>>>
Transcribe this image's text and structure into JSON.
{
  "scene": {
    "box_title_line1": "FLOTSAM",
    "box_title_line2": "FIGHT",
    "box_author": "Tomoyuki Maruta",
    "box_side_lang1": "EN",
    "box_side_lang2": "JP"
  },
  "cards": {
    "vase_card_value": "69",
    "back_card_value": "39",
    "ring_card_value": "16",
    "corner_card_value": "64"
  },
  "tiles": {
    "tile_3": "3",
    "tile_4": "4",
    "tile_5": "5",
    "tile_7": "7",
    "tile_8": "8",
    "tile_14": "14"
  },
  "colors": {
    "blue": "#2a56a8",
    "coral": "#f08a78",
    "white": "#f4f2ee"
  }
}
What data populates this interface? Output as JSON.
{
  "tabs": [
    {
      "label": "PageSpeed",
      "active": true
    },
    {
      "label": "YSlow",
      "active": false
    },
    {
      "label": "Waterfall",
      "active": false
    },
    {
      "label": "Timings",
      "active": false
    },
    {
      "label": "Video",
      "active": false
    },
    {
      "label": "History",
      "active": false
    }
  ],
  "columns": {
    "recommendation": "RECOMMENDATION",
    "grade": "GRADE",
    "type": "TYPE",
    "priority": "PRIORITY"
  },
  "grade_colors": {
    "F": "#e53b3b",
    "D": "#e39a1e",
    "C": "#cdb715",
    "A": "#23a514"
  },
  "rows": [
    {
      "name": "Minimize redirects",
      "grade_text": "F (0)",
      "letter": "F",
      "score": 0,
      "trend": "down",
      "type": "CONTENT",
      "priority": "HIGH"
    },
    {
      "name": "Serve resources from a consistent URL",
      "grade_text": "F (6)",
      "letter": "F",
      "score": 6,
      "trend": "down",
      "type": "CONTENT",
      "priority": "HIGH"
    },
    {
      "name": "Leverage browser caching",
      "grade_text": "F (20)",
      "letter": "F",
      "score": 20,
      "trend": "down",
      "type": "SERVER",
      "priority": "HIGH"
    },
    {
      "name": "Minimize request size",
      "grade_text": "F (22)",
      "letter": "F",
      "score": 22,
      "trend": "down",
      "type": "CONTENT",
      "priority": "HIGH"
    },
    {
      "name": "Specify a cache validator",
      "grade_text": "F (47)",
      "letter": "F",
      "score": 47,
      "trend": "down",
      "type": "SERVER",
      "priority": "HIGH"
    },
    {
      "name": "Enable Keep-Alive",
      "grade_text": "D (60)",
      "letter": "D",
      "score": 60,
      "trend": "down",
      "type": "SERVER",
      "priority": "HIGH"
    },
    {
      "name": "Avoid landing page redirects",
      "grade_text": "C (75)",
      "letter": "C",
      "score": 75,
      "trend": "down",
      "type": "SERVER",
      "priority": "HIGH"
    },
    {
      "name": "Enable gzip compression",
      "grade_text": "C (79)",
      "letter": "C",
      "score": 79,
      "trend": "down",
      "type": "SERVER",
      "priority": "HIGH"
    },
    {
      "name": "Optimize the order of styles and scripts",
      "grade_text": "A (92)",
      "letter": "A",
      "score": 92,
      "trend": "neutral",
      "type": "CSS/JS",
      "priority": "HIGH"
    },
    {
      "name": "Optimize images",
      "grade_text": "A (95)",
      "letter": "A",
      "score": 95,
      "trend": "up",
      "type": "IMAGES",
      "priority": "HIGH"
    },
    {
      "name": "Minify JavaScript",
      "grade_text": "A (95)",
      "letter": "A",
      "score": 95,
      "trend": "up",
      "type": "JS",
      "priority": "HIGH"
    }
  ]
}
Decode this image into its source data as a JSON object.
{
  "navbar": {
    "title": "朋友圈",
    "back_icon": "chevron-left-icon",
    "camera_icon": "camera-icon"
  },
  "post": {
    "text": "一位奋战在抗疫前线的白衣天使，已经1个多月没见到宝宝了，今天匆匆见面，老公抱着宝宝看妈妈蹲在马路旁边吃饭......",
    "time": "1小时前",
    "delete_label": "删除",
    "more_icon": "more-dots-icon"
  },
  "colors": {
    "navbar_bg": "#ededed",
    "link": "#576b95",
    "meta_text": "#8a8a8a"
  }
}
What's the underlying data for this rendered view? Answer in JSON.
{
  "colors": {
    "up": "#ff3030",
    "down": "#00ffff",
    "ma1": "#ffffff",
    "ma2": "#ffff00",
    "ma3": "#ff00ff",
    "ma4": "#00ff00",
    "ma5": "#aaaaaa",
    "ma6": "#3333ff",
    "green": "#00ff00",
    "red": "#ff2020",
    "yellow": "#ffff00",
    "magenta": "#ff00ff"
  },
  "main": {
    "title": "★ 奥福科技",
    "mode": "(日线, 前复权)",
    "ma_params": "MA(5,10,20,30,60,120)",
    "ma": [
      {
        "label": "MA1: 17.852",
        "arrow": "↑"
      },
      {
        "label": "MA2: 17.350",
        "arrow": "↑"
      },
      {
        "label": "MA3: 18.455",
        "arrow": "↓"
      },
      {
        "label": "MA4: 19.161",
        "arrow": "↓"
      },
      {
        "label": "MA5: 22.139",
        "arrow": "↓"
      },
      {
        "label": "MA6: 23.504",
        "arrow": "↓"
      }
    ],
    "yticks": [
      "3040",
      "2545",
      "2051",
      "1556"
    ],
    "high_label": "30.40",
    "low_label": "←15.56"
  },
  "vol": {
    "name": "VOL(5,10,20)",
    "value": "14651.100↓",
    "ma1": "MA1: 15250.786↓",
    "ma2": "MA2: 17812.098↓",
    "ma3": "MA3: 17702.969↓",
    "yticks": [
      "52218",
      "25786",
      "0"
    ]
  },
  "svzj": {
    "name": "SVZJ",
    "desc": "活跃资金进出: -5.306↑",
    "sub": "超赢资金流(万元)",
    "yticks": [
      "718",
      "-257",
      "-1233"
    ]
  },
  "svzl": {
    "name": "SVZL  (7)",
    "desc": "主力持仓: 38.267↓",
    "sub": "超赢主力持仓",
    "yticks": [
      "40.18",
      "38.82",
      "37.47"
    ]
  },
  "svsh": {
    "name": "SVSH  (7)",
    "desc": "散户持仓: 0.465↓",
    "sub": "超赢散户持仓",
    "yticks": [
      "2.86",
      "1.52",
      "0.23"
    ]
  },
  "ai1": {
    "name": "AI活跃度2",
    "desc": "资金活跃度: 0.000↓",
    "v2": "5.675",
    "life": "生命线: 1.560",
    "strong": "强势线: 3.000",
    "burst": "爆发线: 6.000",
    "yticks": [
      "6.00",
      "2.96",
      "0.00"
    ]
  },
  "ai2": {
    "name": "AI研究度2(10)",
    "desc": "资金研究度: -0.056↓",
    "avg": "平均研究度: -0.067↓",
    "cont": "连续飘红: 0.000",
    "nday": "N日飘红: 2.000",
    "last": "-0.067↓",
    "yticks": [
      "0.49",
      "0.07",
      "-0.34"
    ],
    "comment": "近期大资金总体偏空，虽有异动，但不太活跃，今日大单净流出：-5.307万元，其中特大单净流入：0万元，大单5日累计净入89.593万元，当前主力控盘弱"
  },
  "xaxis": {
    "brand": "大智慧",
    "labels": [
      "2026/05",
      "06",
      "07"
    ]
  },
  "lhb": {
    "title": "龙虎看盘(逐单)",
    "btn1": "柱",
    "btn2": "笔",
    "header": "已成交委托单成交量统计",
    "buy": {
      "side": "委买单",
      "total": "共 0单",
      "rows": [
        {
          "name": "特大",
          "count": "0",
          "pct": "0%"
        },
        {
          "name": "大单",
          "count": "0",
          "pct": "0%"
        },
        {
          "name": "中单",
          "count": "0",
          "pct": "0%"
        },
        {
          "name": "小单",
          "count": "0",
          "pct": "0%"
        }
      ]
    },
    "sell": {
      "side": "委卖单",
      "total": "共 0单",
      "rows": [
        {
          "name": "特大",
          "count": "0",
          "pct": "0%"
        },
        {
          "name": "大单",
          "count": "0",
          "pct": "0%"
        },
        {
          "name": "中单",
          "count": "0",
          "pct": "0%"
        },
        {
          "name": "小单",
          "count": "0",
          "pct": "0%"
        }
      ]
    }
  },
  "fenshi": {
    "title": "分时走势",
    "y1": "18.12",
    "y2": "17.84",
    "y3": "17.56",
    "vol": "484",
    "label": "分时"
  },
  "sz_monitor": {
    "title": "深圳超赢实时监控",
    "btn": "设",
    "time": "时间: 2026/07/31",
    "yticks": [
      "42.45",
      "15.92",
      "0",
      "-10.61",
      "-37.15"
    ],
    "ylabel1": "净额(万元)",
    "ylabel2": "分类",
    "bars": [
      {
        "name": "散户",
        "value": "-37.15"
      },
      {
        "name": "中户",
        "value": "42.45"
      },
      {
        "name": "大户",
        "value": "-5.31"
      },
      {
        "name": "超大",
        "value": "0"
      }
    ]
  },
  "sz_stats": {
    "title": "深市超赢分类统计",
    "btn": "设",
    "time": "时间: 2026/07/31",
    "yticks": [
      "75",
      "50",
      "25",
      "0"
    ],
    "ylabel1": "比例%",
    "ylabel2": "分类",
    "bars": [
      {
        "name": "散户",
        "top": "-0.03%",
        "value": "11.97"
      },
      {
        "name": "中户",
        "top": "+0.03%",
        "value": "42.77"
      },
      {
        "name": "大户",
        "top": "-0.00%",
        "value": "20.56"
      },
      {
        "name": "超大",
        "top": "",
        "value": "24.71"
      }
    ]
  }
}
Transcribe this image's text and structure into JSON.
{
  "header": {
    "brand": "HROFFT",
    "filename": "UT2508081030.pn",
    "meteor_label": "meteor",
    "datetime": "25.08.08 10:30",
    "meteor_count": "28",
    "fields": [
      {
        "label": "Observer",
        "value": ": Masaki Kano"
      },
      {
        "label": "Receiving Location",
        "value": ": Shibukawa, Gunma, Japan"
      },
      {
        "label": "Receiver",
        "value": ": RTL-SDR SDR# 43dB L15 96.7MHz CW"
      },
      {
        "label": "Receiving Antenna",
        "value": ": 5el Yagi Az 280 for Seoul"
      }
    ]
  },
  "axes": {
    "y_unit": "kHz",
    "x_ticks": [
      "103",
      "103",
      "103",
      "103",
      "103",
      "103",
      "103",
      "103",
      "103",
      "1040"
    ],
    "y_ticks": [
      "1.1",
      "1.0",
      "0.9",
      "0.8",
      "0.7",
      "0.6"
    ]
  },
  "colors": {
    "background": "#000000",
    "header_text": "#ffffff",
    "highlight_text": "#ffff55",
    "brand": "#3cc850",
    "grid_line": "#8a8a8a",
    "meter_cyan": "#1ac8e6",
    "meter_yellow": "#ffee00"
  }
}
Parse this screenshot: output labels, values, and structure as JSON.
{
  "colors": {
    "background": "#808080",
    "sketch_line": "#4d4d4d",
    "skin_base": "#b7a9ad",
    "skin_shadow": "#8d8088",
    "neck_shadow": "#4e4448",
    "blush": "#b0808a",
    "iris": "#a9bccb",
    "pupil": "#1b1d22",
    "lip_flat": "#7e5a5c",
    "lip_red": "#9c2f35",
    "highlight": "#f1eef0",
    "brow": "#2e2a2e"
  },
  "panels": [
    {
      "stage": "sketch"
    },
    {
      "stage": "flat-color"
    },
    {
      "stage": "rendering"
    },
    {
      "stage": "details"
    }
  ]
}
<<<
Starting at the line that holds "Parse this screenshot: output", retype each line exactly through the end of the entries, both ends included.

Answer for this exercise.
Parse this screenshot: output labels, values, and structure as JSON.
{
  "colors": {
    "background": "#808080",
    "sketch_line": "#4d4d4d",
    "skin_base": "#b7a9ad",
    "skin_shadow": "#8d8088",
    "neck_shadow": "#4e4448",
    "blush": "#b0808a",
    "iris": "#a9bccb",
    "pupil": "#1b1d22",
    "lip_flat": "#7e5a5c",
    "lip_red": "#9c2f35",
    "highlight": "#f1eef0",
    "brow": "#2e2a2e"
  },
  "panels": [
    {
      "stage": "sketch"
    },
    {
      "stage": "flat-color"
    },
    {
      "stage": "rendering"
    },
    {
      "stage": "details"
    }
  ]
}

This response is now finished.